Big oil companies are now turning to technology to protect their business from the effects of climate change. Companies that have been exploring the Arctic for oil drilling are now fighting with the effects of thawing and unstable permafrost. However, even the impacts on their infrastructure are not enough to stop these companies from exploring further. While they might have to pay more to steady their infrastructure, many fossil fuel companies are now developing and using technology to keep permafrost from melting in order to continue drilling.
ConocoPhillips is one of the leading oil companies exploring for oil in the Arctic. The company developed special technology that would prevent permafrost — upon which its infrastructure is anchored — from melting. With plans to pump 160,000 more barrels of crude oil daily from its new project in Alaska’s North Slope, the company had to find a way of retaining its resources in the fast-melting region. So ConocoPhillips developed devices that will cool the ground beneath its structures.
Many would expect that due to the visible effects of climate change in the Arctic, the government would bar oil companies from further drilling. However, the Trump administration has made it even easier for oil corporations to expand into protected regions. While other countries are also advancing oil exploration in the region, the U.S. has gone so far as to finalize plans to open part of the Arctic National Wildlife Refuge to drilling.
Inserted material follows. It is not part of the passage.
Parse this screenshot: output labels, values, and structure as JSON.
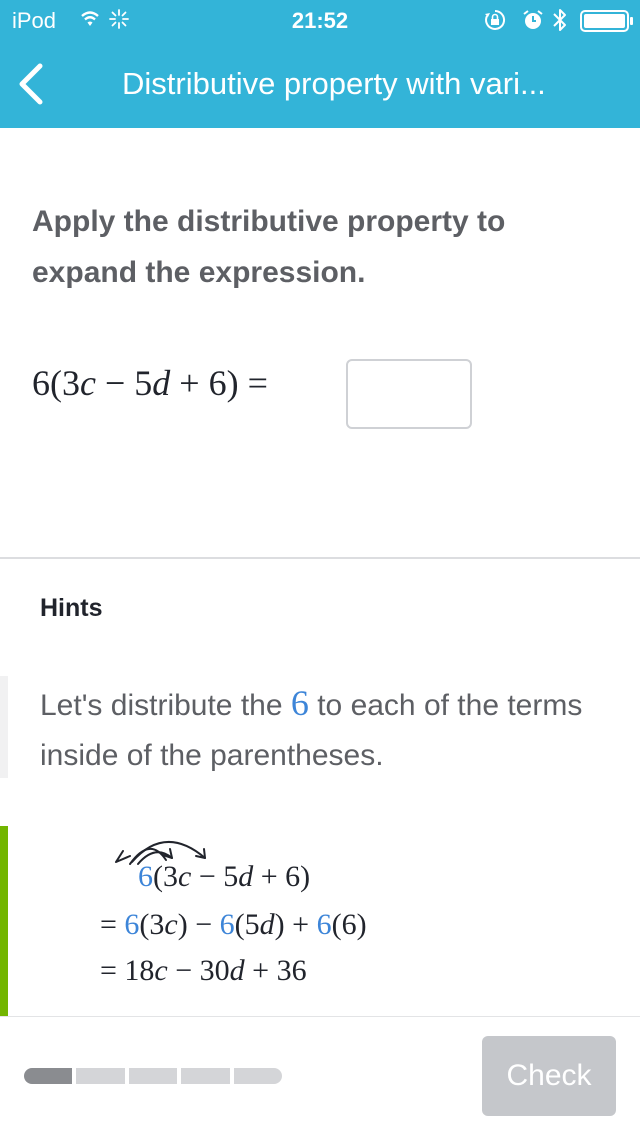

The plans include allowing companies to operate at Teshekpuk Lake, a unique and important habitat that is also used by local Indigenous communities for fishing and hunting.
While the U.S. government is promoting oil exploration in the Arctic, those who rely on these natural ecosystems are already feeling the pain of climate change. Last year, fishing crews in Utqiagvik had to wait several weeks longer than usual for the arrival of bowhead whales due to rising temperatures. Given that the community relies on the whales for their diet, continued exploration may mean that the locals will face food scarcity in the future.
As locals struggle to deal with the changes caused by greenhouse gases, oil companies are changing their tactics to be able to continue drilling, which only worsens climate change and its detrimental impacts on the Arctic.
Via The Guardian
Image via Florence D.